▸ Input
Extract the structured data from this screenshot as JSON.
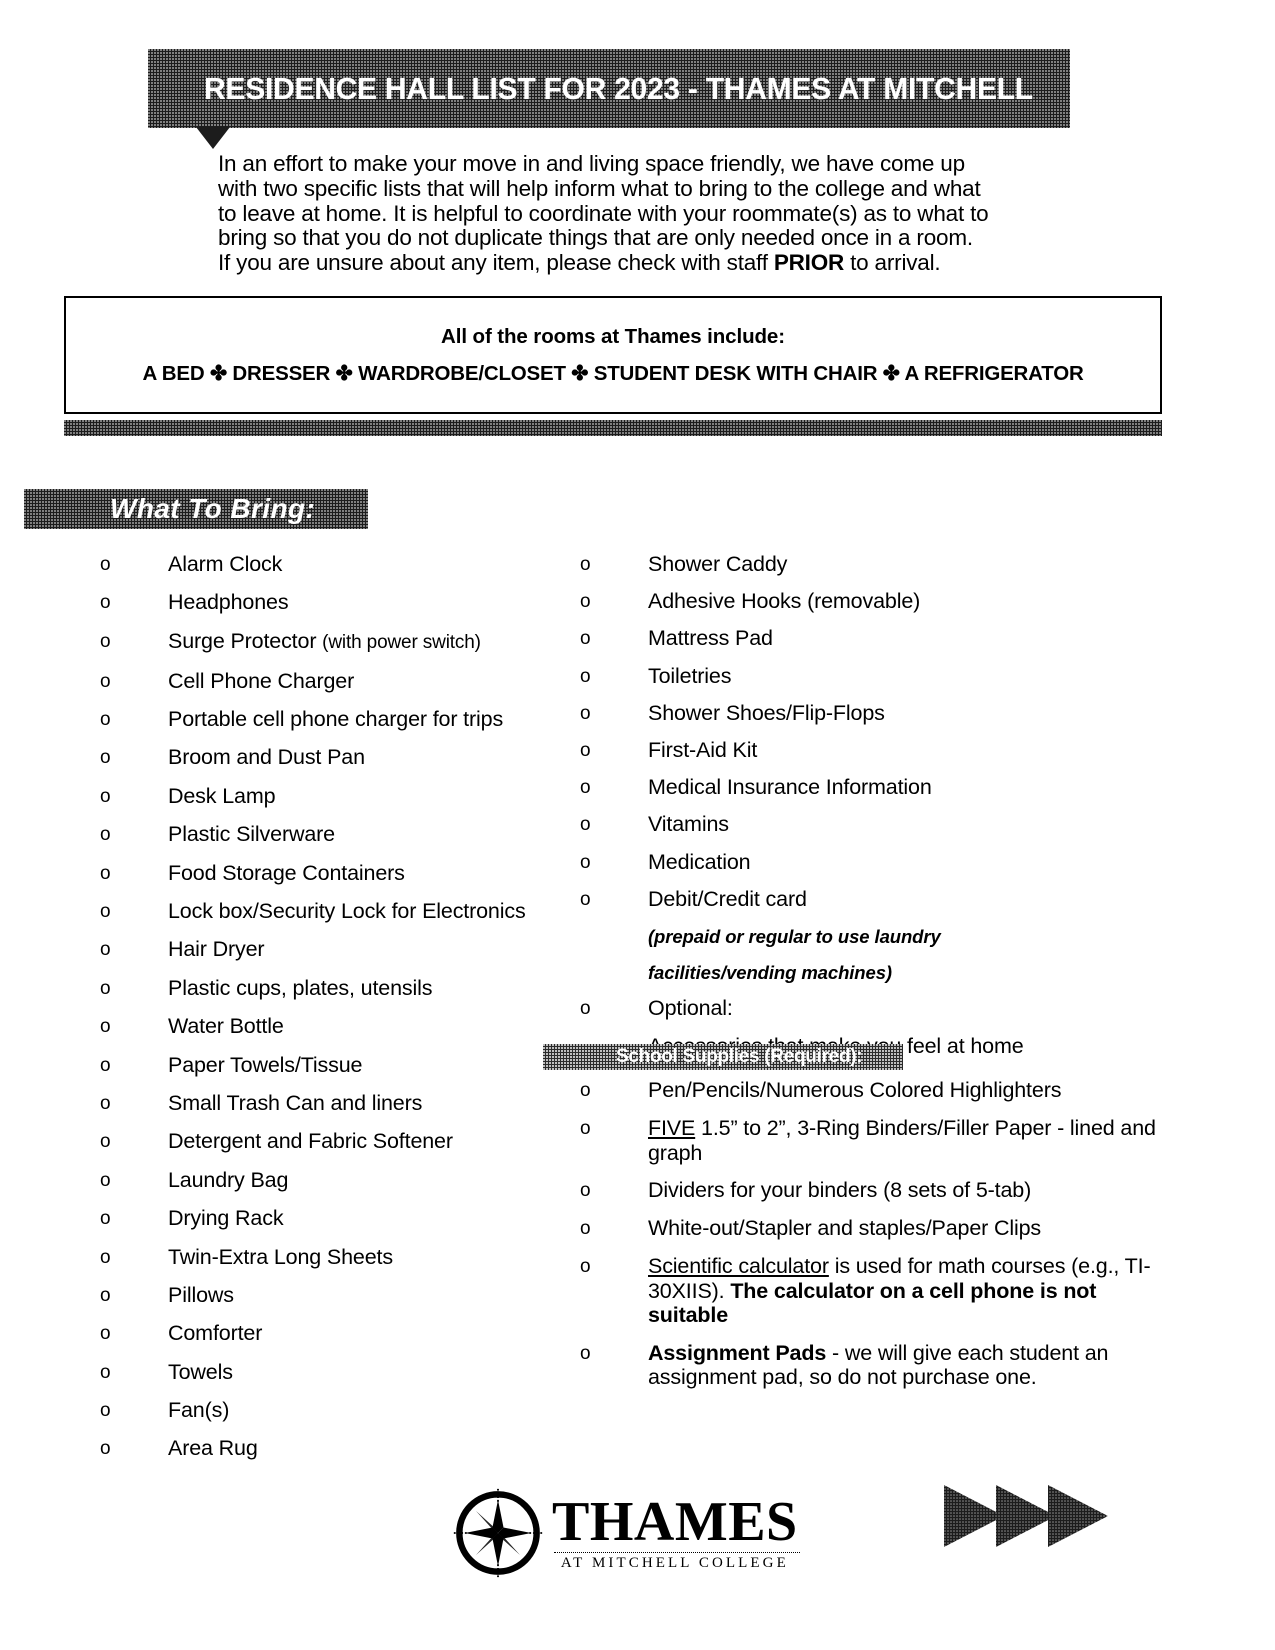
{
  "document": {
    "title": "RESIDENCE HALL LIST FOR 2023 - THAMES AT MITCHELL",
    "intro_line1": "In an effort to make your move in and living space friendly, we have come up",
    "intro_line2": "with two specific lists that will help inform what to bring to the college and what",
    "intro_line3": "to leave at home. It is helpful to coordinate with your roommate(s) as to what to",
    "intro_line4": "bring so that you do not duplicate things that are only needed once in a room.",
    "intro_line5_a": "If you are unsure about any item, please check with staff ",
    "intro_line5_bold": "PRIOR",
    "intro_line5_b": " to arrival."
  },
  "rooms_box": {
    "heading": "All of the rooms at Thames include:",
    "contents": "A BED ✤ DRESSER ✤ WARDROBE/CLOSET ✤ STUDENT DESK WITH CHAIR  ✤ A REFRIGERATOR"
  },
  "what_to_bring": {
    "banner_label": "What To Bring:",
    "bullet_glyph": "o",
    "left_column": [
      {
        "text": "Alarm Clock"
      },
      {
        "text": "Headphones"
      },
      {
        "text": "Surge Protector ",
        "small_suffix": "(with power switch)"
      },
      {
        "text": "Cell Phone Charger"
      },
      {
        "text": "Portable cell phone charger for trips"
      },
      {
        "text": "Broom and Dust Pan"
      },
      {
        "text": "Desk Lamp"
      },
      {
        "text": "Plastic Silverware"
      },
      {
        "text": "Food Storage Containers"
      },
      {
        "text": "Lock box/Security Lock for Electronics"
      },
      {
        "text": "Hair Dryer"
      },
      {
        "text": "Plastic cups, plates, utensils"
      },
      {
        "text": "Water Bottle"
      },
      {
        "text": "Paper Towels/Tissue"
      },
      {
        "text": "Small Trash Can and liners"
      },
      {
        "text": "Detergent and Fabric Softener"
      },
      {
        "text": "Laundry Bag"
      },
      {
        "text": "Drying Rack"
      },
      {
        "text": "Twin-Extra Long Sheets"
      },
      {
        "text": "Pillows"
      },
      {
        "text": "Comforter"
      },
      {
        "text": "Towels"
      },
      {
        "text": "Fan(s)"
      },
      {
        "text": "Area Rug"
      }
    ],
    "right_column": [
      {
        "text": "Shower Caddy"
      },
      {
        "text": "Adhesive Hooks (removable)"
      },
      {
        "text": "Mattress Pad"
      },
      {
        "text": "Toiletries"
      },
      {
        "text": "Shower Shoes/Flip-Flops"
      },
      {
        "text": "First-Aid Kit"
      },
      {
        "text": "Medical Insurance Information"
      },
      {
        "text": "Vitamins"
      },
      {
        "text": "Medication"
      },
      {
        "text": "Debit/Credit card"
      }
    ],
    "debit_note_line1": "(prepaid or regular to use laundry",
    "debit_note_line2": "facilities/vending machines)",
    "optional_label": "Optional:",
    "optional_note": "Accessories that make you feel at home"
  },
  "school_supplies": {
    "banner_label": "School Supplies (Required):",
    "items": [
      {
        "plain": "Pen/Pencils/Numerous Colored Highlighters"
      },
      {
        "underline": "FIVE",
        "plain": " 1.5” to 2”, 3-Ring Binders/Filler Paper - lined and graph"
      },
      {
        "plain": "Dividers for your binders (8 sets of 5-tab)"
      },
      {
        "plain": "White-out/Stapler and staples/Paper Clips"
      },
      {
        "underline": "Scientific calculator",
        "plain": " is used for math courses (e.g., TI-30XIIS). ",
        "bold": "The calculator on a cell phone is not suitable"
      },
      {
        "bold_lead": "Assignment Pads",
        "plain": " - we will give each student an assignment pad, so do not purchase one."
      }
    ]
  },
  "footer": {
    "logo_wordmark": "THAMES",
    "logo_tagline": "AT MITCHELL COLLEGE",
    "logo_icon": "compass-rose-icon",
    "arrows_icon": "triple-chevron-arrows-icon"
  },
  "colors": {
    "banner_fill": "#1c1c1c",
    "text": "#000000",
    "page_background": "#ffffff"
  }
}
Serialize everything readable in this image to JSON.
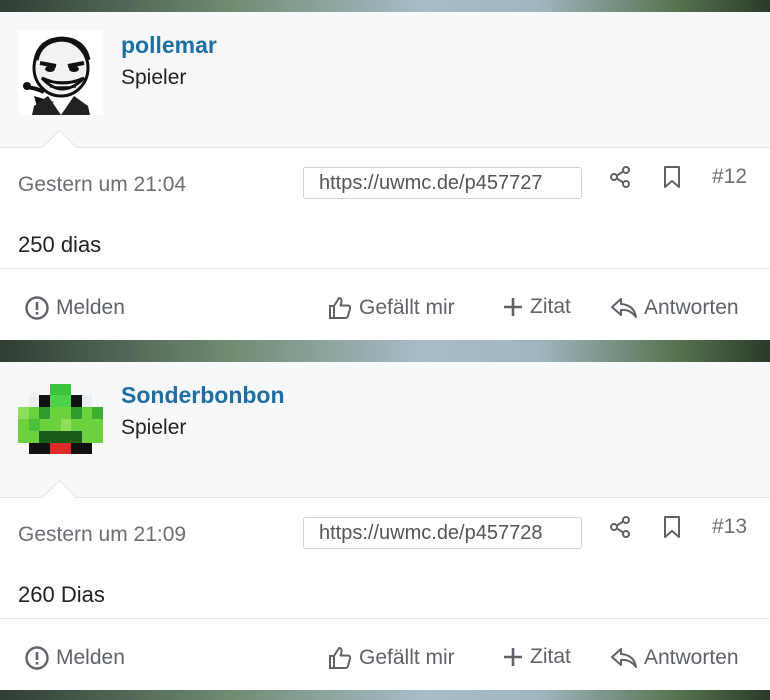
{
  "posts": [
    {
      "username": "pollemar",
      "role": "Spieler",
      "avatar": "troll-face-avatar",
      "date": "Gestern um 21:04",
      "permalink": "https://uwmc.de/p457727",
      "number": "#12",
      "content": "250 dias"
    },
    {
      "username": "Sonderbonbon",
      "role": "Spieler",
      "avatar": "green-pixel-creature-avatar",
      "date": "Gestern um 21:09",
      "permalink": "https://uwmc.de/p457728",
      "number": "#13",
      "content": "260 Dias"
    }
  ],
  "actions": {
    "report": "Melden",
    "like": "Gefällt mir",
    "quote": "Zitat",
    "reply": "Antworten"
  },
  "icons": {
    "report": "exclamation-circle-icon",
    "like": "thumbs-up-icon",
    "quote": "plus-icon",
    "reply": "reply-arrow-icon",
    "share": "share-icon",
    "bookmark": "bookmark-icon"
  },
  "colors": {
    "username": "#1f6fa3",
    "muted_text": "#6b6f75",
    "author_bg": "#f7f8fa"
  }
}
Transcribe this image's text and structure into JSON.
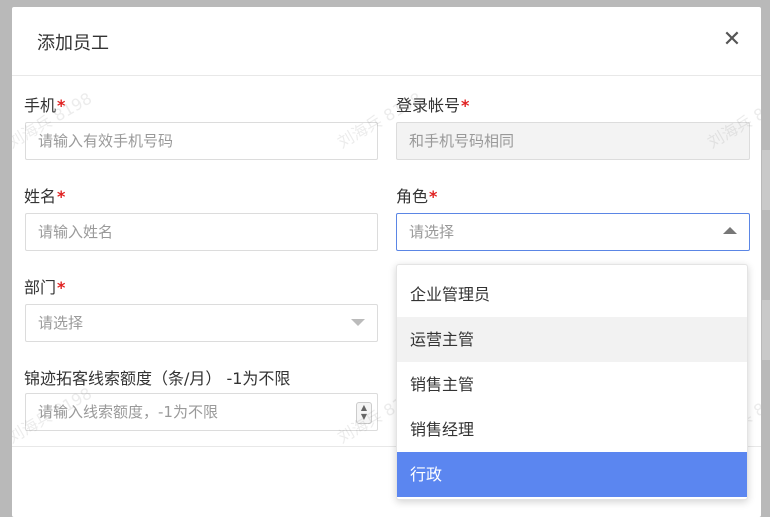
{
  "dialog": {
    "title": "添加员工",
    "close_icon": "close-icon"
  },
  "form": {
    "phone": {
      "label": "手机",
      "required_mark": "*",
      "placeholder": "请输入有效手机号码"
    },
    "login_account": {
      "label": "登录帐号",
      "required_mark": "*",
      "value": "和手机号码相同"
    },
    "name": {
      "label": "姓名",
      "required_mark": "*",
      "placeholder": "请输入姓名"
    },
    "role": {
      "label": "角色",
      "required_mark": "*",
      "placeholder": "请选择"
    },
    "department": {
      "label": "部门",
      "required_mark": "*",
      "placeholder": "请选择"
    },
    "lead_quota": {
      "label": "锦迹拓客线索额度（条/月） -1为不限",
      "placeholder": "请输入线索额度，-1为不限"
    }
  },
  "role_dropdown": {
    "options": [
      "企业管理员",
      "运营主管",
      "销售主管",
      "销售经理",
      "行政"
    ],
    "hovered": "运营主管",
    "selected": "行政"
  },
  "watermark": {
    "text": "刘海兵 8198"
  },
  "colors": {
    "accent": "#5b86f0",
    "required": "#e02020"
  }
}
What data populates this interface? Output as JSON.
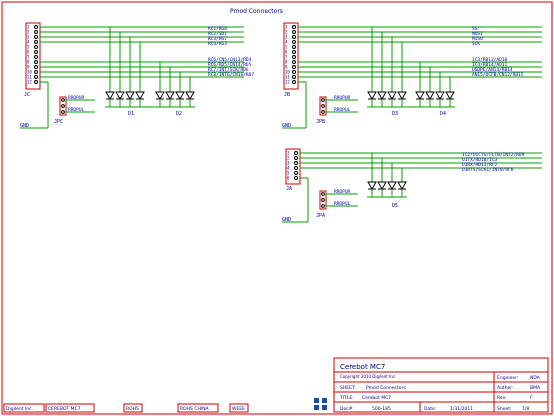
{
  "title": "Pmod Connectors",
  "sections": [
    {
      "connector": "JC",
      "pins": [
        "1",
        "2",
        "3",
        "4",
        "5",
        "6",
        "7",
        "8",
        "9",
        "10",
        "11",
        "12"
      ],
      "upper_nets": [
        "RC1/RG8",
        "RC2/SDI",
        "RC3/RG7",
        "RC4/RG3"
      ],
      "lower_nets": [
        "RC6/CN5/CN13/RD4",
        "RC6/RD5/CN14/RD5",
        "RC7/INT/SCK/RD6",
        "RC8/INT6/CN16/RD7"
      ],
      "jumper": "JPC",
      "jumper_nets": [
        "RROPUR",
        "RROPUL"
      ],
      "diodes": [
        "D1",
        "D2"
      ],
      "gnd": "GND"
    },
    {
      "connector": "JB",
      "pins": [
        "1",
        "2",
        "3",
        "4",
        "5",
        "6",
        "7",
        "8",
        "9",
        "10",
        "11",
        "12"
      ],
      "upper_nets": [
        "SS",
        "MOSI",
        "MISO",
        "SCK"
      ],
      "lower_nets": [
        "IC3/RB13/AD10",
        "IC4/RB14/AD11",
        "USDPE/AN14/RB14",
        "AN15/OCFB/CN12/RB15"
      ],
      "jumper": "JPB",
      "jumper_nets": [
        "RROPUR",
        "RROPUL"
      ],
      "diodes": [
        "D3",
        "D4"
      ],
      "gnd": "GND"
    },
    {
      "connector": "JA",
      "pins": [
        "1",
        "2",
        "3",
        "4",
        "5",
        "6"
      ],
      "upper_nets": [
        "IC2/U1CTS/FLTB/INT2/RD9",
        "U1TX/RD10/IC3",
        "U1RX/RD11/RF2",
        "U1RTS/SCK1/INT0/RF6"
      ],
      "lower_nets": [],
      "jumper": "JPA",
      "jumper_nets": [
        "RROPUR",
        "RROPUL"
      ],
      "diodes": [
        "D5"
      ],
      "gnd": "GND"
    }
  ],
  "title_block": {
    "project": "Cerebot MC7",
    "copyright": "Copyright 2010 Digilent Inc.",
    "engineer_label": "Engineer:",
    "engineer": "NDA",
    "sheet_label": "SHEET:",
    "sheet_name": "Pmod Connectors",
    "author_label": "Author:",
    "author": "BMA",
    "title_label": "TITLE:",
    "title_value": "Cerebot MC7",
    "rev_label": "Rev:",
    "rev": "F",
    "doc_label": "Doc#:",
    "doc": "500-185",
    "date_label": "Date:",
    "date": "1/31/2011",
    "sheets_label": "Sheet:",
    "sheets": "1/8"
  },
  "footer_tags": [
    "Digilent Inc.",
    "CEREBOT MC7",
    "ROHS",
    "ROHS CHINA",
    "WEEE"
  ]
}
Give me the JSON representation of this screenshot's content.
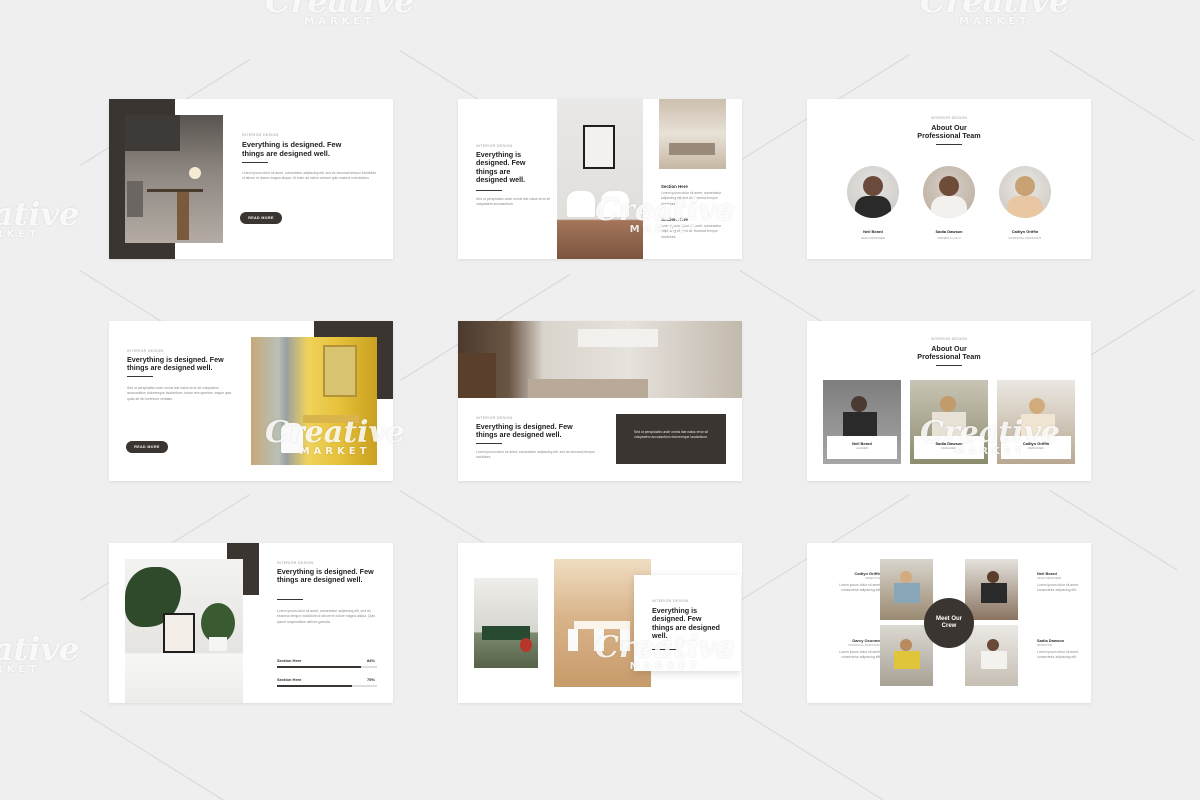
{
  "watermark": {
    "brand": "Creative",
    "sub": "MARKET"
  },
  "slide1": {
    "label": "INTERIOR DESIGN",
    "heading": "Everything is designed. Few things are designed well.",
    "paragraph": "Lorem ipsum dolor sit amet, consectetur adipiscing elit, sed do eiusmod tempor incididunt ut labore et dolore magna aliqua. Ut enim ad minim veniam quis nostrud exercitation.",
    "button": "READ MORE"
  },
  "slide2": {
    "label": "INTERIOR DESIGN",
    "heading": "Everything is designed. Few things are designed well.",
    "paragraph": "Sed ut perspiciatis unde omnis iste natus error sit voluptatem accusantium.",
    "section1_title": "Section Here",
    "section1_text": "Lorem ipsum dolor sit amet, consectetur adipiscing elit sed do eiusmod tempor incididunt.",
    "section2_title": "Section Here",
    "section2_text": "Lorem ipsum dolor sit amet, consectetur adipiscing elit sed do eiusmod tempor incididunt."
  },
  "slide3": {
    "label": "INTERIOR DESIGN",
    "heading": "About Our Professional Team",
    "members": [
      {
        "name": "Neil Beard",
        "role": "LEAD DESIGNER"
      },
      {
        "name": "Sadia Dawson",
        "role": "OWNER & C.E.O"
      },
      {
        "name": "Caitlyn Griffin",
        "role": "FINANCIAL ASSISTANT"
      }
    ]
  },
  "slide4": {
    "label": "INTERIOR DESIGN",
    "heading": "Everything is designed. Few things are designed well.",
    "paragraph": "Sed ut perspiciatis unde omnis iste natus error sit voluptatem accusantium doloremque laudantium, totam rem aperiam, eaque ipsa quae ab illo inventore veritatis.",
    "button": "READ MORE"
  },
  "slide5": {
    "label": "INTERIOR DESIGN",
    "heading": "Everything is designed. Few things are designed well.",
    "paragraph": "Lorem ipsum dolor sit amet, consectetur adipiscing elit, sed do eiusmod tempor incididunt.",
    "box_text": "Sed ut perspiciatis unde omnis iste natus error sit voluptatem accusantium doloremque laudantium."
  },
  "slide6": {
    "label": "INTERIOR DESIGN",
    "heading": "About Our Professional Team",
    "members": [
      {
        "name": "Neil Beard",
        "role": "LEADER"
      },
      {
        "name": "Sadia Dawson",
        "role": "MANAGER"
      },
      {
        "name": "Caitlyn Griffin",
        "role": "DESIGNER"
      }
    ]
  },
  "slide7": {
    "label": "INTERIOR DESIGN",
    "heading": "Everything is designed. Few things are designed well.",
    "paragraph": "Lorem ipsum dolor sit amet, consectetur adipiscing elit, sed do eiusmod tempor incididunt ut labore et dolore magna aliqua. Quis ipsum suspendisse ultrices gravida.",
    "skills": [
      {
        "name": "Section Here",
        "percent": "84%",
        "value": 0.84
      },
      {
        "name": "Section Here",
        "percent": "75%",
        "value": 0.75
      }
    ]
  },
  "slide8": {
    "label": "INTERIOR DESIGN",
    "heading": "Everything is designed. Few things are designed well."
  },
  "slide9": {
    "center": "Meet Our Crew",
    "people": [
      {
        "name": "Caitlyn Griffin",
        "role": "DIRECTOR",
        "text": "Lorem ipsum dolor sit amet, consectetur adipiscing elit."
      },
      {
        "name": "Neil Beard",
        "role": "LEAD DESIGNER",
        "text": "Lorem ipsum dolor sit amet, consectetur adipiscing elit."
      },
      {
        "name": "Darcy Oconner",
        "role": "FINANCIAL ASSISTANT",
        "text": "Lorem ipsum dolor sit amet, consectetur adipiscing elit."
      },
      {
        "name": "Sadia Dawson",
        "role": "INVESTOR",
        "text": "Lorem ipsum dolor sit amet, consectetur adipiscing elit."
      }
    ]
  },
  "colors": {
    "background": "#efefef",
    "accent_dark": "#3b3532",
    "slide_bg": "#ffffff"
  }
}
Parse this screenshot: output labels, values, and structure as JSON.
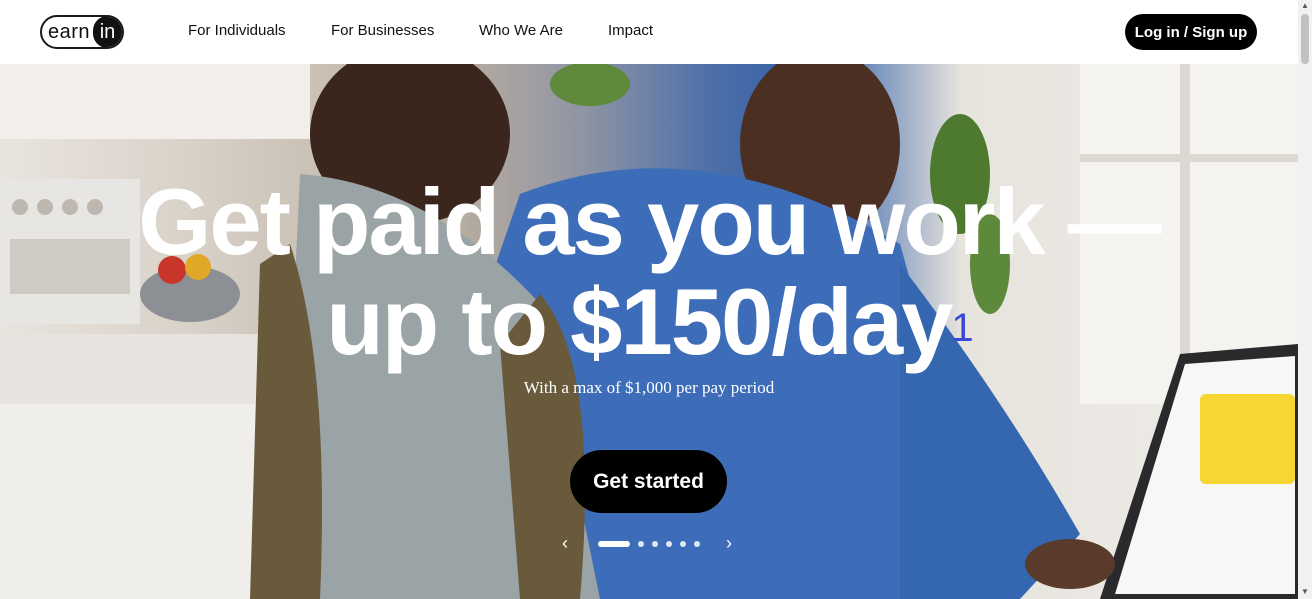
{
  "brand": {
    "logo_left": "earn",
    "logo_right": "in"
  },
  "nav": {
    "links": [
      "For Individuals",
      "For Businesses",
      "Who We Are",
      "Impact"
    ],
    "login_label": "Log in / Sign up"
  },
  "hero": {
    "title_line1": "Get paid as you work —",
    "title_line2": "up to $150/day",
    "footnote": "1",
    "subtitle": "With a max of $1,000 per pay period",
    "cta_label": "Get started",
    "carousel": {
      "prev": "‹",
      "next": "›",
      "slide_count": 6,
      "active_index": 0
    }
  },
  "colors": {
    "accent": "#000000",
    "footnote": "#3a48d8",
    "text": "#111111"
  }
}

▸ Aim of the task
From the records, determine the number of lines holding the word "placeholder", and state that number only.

▸ Result below
5